Amazon's tax agreement in Luxembourg, under which it recorded European sales and paid taxes on them in the tiny country instead of at the source, had attracted howls of criticism that the giant was trying to evade taxes, and had sparked an EU probe.
The US company finally announced its response on Tuesday, stating that it had recorded sales declarations since May 1st in France, as well as in Germany, Italy, Spain, and the UK.
“More than two years ago we began the process of establishing local country branches of Amazon EU Sarl, our primary retail operating company in Europe,” the company said in a statement.

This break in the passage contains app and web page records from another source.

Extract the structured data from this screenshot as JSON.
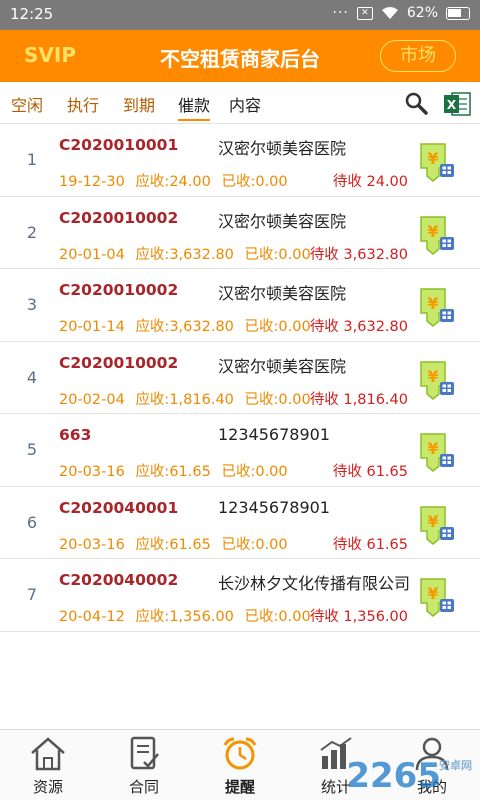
{
  "status_bar": {
    "time": "12:25",
    "dots": "···",
    "battery_pct": "62%"
  },
  "header": {
    "badge": "SVIP",
    "title": "不空租赁商家后台",
    "market_button": "市场"
  },
  "tabs": [
    {
      "label": "空闲",
      "active": false
    },
    {
      "label": "执行",
      "active": false
    },
    {
      "label": "到期",
      "active": false
    },
    {
      "label": "催款",
      "active": true
    },
    {
      "label": "内容",
      "active": false
    }
  ],
  "icons": {
    "search": "search-icon",
    "excel": "excel-icon",
    "pay": "yuan-payment-icon"
  },
  "rows": [
    {
      "index": "1",
      "code": "C2020010001",
      "name": "汉密尔顿美容医院",
      "date": "19-12-30",
      "due": "应收:24.00",
      "paid": "已收:0.00",
      "pending": "待收 24.00"
    },
    {
      "index": "2",
      "code": "C2020010002",
      "name": "汉密尔顿美容医院",
      "date": "20-01-04",
      "due": "应收:3,632.80",
      "paid": "已收:0.00",
      "pending": "待收 3,632.80"
    },
    {
      "index": "3",
      "code": "C2020010002",
      "name": "汉密尔顿美容医院",
      "date": "20-01-14",
      "due": "应收:3,632.80",
      "paid": "已收:0.00",
      "pending": "待收 3,632.80"
    },
    {
      "index": "4",
      "code": "C2020010002",
      "name": "汉密尔顿美容医院",
      "date": "20-02-04",
      "due": "应收:1,816.40",
      "paid": "已收:0.00",
      "pending": "待收 1,816.40"
    },
    {
      "index": "5",
      "code": "663",
      "name": "12345678901",
      "date": "20-03-16",
      "due": "应收:61.65",
      "paid": "已收:0.00",
      "pending": "待收 61.65"
    },
    {
      "index": "6",
      "code": "C2020040001",
      "name": "12345678901",
      "date": "20-03-16",
      "due": "应收:61.65",
      "paid": "已收:0.00",
      "pending": "待收 61.65"
    },
    {
      "index": "7",
      "code": "C2020040002",
      "name": "长沙林夕文化传播有限公司",
      "date": "20-04-12",
      "due": "应收:1,356.00",
      "paid": "已收:0.00",
      "pending": "待收 1,356.00"
    }
  ],
  "bottom_nav": [
    {
      "label": "资源",
      "icon": "house-icon",
      "active": false
    },
    {
      "label": "合同",
      "icon": "document-icon",
      "active": false
    },
    {
      "label": "提醒",
      "icon": "alarm-clock-icon",
      "active": true
    },
    {
      "label": "统计",
      "icon": "bar-chart-icon",
      "active": false
    },
    {
      "label": "我的",
      "icon": "user-icon",
      "active": false
    }
  ],
  "watermark": {
    "text": "2265",
    "sub": "安卓网"
  },
  "colors": {
    "accent": "#ff8a00",
    "code_red": "#a8252a",
    "amount_orange": "#ee8a00",
    "pending_red": "#d41f1f",
    "status_bar": "#7a7a7a"
  }
}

“As of May 1st, Amazon EU Sarl is recording retail sales made to customers through these branches in the UK, Germany, Spain and Italy,” the company said in a statement.
“Previously, these retail sales were recorded in Luxembourg. We are working on opening a branch for France.

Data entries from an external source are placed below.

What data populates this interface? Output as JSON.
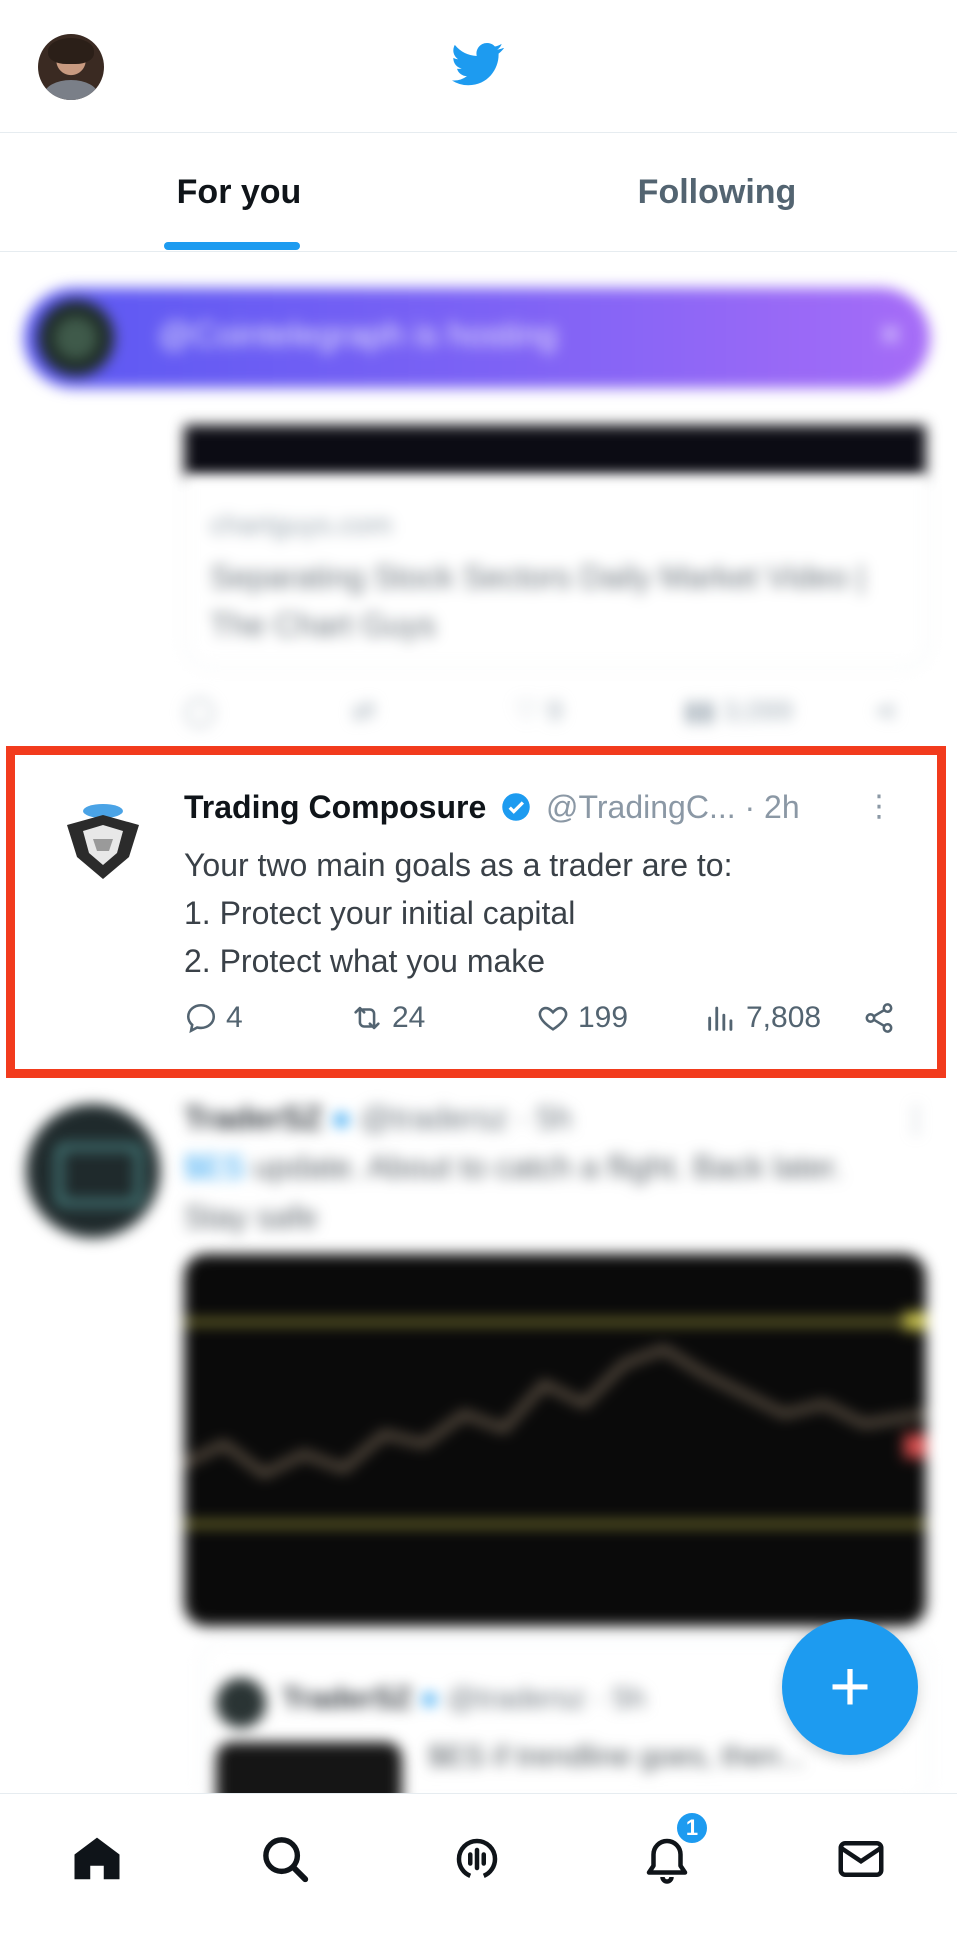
{
  "header": {
    "logo_icon": "twitter-bird-icon",
    "brand_color": "#1d9bf0",
    "profile_avatar": "user-avatar"
  },
  "tabs": [
    {
      "label": "For you",
      "active": true
    },
    {
      "label": "Following",
      "active": false
    }
  ],
  "spaces_banner": {
    "text": "@Cointelegraph is hosting",
    "close_icon": "close-icon"
  },
  "previous_tweet": {
    "card_domain": "chartguys.com",
    "card_title": "Separating Stock Sectors Daily Market Video | The Chart Guys",
    "likes": "9",
    "views": "3,099"
  },
  "focused_tweet": {
    "name": "Trading Composure",
    "handle": "@TradingC...",
    "time": "· 2h",
    "text_lines": [
      "Your two main goals as a trader are to:",
      "1. Protect your initial capital",
      "2. Protect what you make"
    ],
    "replies": "4",
    "retweets": "24",
    "likes": "199",
    "views": "7,808",
    "highlight_color": "#f23b1d"
  },
  "next_tweet": {
    "name": "TraderSZ",
    "handle": "@tradersz",
    "time": "· 5h",
    "text_tag": "$ES",
    "text_rest": " update. About to catch a flight. Back later. Stay safe",
    "quote": {
      "name": "TraderSZ",
      "handle": "@tradersz",
      "time": "· 5h",
      "text": "$ES if trendline goes, then..."
    }
  },
  "fab": {
    "label": "+"
  },
  "bottom_nav": {
    "items": [
      "home-icon",
      "search-icon",
      "spaces-icon",
      "notifications-icon",
      "messages-icon"
    ],
    "notification_count": "1"
  }
}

Amazon is among several large companies under the spotlight in Europe over tax deals in Luxembourg and elsewhere.
The EU is investigating tax deals involving US tech giant Apple in Ireland, coffee-shop chain Starbucks in the Netherlands, and Amazon and Italian automaker Fiat in Luxembourg.
Amazon has had its share of problems with France in the past.
In July last year, it hit back at a law
banning it from offering free deliveries in France by charging customers just one centime (1.4 cents) for books dispatched to their homes.
A French minister accused the online store of “destroying bookshops”.